Your commitment to forgive, as you see, can vary from very low to very high. This can fluctuate across time, too. A key is this: Are you ready to commit, no matter how small that is, to doing no harm to the one who hurt you? Also, do you see clearly what forgiveness is and is not (it is not excusing or automatically reconciling, for example)? If you have some motivation to do no harm and understand what forgiveness is, then you are ready to move forward in the forgiveness process.
First, what is a “forgiveness landscape”? This is an expression first used in my book, The Forgiving Life, to refer to all of the people who ever have been seriously unjust to you. When people first construct their forgiveness landscape, they often are surprised at: a) how many people are on the list and b) the depth of the anger left over, even from decades ago.
When we are treated deeply unfairly by others, the anger is slow to leave. If we push that anger aside, simply thinking we have “moved on” or “forgotten all about it,” sometimes this is not the case. The anger can be in hiding, deep within the heart, and the only way to get rid of it is surgery of the heart—forgiveness.
Would you like to examine your own forgiveness landscape to see how many people in your life are still in need of your forgiveness? You might want to write down your answers to the following questions.
First set of questions: Think back to your childhood. Is there anyone who was very unfair to you and if so, what is your anger level now on a 1-to-5 scale, with 1 signifying no anger left over and a 5 signifying lots of anger when you reflect on this person and the actions toward you.
More specifically from your childhood, are there any incidents from your father that still make you angry? From your mother? A sibling?
What about from peers or teachers; is your anger still high when you recall the incidents?
Second set of questions: Let us now focus on your adolescence. Follow the pattern from the first set of questions.
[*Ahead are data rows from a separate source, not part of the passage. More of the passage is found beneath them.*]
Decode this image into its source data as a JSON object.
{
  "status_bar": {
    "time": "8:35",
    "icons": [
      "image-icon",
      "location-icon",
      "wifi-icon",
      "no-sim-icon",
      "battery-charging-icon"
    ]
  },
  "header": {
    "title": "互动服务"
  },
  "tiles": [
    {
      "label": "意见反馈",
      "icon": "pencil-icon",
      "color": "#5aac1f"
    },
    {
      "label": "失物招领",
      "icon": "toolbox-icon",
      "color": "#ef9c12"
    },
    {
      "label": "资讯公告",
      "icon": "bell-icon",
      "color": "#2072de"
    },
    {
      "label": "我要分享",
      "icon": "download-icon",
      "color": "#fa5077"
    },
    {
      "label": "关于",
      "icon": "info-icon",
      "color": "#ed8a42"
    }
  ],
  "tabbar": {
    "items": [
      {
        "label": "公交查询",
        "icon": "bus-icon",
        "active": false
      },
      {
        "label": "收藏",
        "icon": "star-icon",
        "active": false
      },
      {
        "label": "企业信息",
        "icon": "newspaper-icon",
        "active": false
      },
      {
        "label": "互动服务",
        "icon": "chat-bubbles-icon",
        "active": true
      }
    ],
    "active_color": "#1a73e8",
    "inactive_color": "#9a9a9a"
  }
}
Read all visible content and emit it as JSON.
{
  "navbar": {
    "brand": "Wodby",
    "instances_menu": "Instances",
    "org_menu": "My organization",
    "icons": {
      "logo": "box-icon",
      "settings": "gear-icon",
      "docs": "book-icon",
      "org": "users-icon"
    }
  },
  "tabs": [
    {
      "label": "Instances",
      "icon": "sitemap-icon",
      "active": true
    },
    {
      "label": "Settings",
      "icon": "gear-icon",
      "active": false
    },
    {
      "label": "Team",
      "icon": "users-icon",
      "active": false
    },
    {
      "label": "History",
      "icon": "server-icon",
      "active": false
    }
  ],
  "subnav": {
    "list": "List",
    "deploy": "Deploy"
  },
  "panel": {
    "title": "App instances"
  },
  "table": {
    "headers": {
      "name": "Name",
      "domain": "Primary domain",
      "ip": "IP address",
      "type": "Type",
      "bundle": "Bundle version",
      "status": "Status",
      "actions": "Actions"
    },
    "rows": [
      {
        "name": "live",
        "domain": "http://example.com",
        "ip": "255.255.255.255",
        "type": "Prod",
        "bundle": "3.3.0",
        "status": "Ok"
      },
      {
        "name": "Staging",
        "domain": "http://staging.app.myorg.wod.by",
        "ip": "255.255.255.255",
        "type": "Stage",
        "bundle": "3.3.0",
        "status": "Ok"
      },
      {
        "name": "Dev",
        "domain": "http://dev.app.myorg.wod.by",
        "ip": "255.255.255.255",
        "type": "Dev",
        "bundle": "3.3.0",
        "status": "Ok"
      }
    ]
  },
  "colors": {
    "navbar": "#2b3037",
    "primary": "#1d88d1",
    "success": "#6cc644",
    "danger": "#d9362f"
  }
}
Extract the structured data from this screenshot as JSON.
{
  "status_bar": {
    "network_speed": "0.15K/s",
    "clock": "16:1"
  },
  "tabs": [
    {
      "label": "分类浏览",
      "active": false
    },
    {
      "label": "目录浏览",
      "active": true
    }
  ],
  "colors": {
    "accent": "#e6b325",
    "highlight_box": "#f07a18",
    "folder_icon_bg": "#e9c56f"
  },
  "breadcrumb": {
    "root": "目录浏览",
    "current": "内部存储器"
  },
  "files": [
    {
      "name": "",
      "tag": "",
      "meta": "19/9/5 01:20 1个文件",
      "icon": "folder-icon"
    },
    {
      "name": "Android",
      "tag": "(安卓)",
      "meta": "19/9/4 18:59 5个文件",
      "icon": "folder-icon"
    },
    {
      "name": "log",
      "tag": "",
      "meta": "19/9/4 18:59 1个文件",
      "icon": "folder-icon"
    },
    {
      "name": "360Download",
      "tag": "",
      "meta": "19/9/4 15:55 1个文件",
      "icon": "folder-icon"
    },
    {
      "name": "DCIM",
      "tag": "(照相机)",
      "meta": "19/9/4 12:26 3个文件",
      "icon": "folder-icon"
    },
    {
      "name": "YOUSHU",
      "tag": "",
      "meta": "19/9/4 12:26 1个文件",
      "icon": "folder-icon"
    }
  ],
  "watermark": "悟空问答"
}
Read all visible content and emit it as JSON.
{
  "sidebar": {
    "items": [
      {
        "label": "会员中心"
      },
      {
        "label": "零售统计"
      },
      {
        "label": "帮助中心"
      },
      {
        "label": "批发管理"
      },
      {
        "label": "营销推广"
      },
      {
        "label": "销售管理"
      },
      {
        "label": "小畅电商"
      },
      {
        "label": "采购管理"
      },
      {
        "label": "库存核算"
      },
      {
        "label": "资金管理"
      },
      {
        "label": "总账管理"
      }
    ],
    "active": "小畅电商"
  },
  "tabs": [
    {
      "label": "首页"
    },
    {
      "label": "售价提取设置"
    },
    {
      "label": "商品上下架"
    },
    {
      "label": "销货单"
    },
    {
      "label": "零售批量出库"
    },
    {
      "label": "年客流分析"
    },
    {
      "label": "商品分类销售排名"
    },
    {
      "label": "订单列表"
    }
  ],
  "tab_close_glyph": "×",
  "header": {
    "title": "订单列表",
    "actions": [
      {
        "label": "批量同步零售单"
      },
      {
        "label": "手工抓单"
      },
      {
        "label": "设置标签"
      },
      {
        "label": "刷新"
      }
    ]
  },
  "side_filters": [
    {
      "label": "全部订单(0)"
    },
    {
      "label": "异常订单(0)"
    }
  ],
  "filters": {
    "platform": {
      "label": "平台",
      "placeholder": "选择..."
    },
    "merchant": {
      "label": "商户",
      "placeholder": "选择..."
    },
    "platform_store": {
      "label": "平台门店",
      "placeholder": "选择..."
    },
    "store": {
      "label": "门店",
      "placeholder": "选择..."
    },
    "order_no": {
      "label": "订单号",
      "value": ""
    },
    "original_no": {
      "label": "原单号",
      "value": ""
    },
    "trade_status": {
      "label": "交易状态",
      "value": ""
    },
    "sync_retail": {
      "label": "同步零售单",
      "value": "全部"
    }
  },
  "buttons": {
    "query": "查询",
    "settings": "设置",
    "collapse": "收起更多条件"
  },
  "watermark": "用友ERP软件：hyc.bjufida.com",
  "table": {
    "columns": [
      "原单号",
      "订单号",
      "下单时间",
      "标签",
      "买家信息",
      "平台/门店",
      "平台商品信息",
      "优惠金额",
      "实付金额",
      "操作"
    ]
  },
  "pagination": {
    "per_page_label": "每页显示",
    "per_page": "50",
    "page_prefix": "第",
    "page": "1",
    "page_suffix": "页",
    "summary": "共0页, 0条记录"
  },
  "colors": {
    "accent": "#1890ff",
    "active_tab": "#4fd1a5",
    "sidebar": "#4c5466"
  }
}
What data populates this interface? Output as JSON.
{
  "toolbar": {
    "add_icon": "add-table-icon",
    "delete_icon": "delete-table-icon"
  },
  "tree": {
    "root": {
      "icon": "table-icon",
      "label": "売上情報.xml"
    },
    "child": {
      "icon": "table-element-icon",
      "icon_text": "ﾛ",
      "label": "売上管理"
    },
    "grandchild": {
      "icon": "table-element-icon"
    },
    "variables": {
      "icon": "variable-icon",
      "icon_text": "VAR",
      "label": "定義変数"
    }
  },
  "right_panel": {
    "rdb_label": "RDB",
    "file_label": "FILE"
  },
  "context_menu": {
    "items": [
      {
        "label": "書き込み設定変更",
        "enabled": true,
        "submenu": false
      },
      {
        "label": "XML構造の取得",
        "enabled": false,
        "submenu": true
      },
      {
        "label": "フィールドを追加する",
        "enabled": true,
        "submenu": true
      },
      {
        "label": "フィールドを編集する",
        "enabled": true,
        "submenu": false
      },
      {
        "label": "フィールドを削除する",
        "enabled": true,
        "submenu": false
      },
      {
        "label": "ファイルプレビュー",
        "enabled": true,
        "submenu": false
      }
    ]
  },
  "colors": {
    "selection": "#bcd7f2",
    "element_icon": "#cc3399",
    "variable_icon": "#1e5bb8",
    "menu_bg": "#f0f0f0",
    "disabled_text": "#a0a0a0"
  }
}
Then let us add any coaches, employers or fellow employees, and romantic partners to the list. Are there people who still make you angry in the 4 or 5 range of our scale?
Now please rank order all of the people from those who least offended you to those who most offended you. Now look at that list to see your forgiveness landscape. There is your work, right there in the list.
I recommend starting with people lower on the list. Forgive them first because they in all likelihood are the easiest to forgive because the anger is less. As you work up the list, you will gain in your expertise to forgive, which is good preparation for forgiving those on the top of the list—those who are the most challenging for you.
Enjoy the challenge. Enjoy the journey of forgiveness, which can set you free in so many ways.